- Fold or roll the jeans and squeeze them to remove excess water. Don’t wring the jeans, as this may cause wrinkles or even damage the delicate parts.
- Finally, air-dry your jeans. You can check the care label on the jeans for any information about how to dry them.
How Often Should You Wash Jeans?
The frequency of washing your jeans depends much on how you use them. For example, if you use them for heavy-duty jobs like landscaping or construction, or if you frequently wear them in humid and warm weather, you may need to clean them more often.
On the other hand, if you wear them for casual outings or for work, you may need to wash them only once in a while.
You can simply spot clean jeans after wearing them and then keep them in the wardrobe. It’s worth mentioning that it’s better to wash your jeans only if it’s absolutely necessary. Constant abrasive agitation by hand or by washing machine can wear them down with time and reduce their lifespan.
Washing Black or White Jeans
Black jeans are prone to fading, and when this happens, they’ll have a “whitish” appearance. To prevent this, use a gentle cycle and detergent. It’s best to use cold water and to separate the jeans from other clothes, especially the ones with light colors.
Make sure you turn the jeans inside out before washing them, and make sure the detergent you use is formulated for dark clothes.
Unlike black jeans, white jeans will prominently show stains on them. Don’t mix white jeans with other clothes in the washer. If the jeans are lightly soiled, use cold water to clean them; otherwise, use warm (not hot) water.
Set the washing machine to a gentle cycle and choose the extra rinse option to ensure the jeans are thoroughly rinsed. Don’t use any bleach, because it can damage your jeans or cause yellowing.
What’s the Best Way to Dry Jeans?
Whether you hand-wash your jeans or use a washing machine, the drying method is the same. Make sure the jeans are inside out, then tumble dry them on a low heat and delicate cycle setting.
If the care label doesn’t allow tumble drying, then you can hang them to dry naturally. When using a dryer, throw in a few dryer balls (on Amazon) to help the clothes dry evenly.
Also, remember to remove the jeans from the dryer before they dry completely. Remove them when they’re slightly damp, then air dry them.
When you over-dry them in the machine, they may shrink, and the elastane or spandex material in them can get damaged. Check if your jeans are over 3% spandex. If so, just line dry them.
Suggestions for Long-Lasting Denim
Don’t Cram the Washing Machine Full
The more clothes you have in a washing machine, the faster you’ll be done with your laundry work. However, overloading the machine causes undue friction between the clothes, which may result in wear and tear.
Also, if the clothes have no room to move freely, the rivets and zippers can nag, and the clothes can tear at the stitches. Your jeans should tumble or circulate freely for proper cleaning and drying.

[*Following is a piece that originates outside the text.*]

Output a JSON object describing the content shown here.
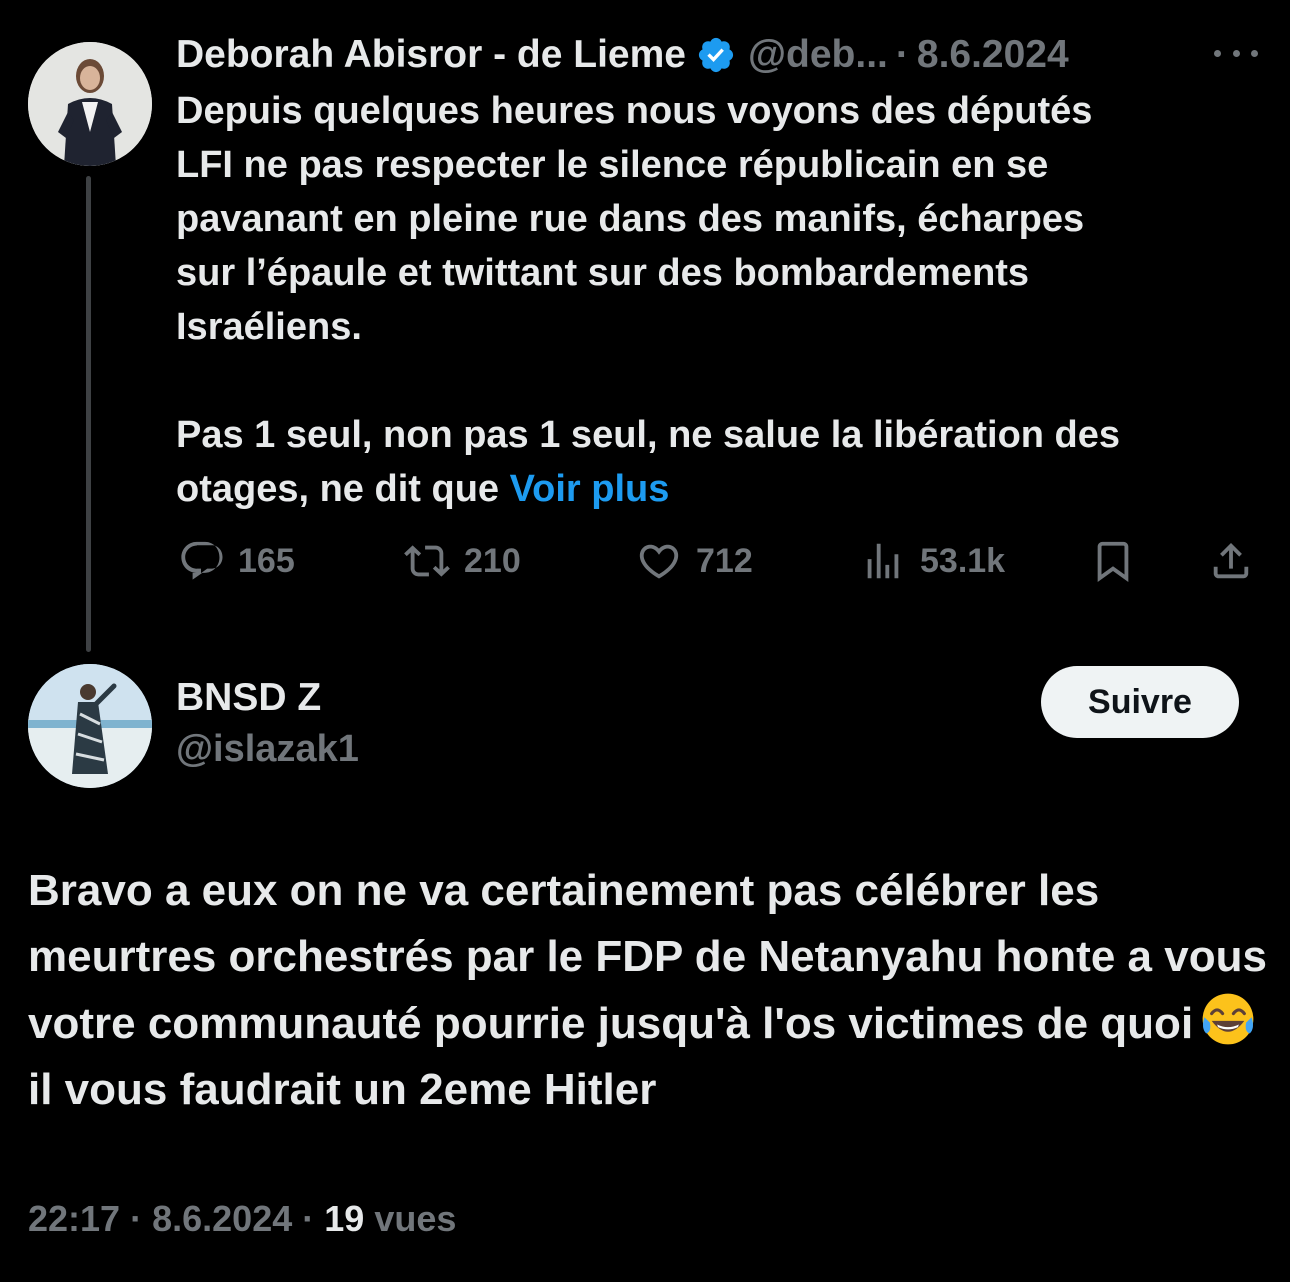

Remove Stains as Soon as You Notice Them
Your jeans are bound to get stained when you wear them. In most cases, these stains are easier to remove when they’re still fresh.
If you allow them to stay for a long time, it’ll be difficult to remove. If you don’t want to wash the entire jeans, you can just do spot cleaning.
Separate Dark and Light Jeans
You might be tempted to toss both your dark and light jeans in the washer at the same time. However, doing this may cause staining of the light-colored jeans by the dark-colored ones. It’s good to wash jeans of the same color together to avoid discoloration.
Check the Care Label
The care label provides all the information you need to care for your jeans. From the label, you’ll know how to clean and dry them. You’ll also know which detergents are most suitable to use.